WHAT TO DO >> Identify every line in the records below that contains the word "title", and copy each of those lines.

DATASET EXTRACT below:

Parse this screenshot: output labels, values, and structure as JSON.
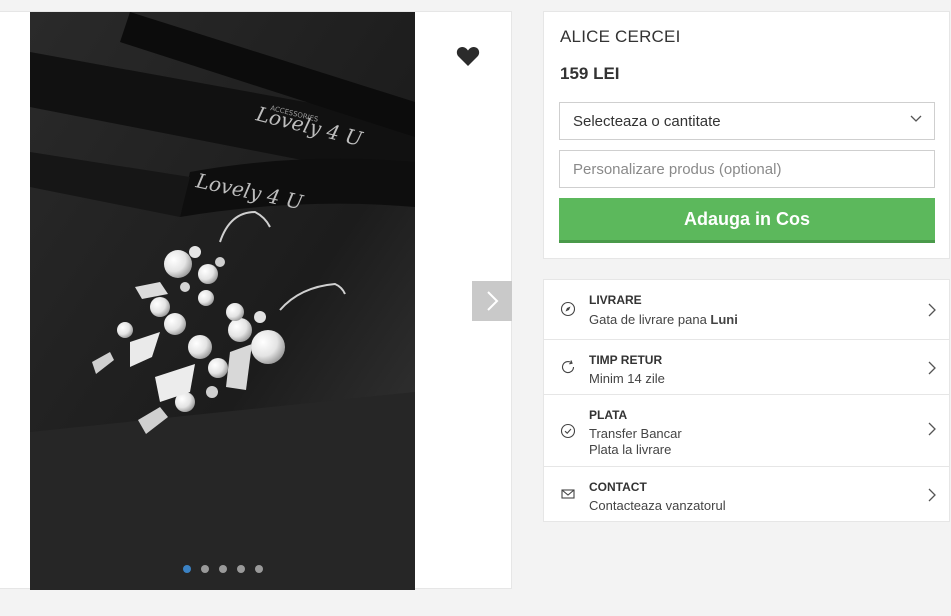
{
  "product": {
    "name": "ALICE CERCEI",
    "price": "159 LEI",
    "quantity_select": "Selecteaza o cantitate",
    "personalize_placeholder": "Personalizare produs (optional)",
    "add_to_cart": "Adauga in Cos"
  },
  "gallery": {
    "slide_count": 5,
    "active_slide": 1,
    "ribbon_text": "Lovely 4 U",
    "ribbon_subtext": "ACCESSORIES"
  },
  "info": {
    "delivery": {
      "title": "LIVRARE",
      "text": "Gata de livrare pana ",
      "text_bold": "Luni"
    },
    "returns": {
      "title": "TIMP RETUR",
      "text": "Minim 14 zile"
    },
    "payment": {
      "title": "PLATA",
      "line1": "Transfer Bancar",
      "line2": "Plata la livrare"
    },
    "contact": {
      "title": "CONTACT",
      "text": "Contacteaza vanzatorul"
    }
  },
  "colors": {
    "accent_green": "#5cb85c",
    "active_dot": "#3b82c4"
  }
}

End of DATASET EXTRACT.

WRITTEN SOLUTION >>
      "title": "LIVRARE",
      "title": "TIMP RETUR",
      "title": "PLATA",
      "title": "CONTACT",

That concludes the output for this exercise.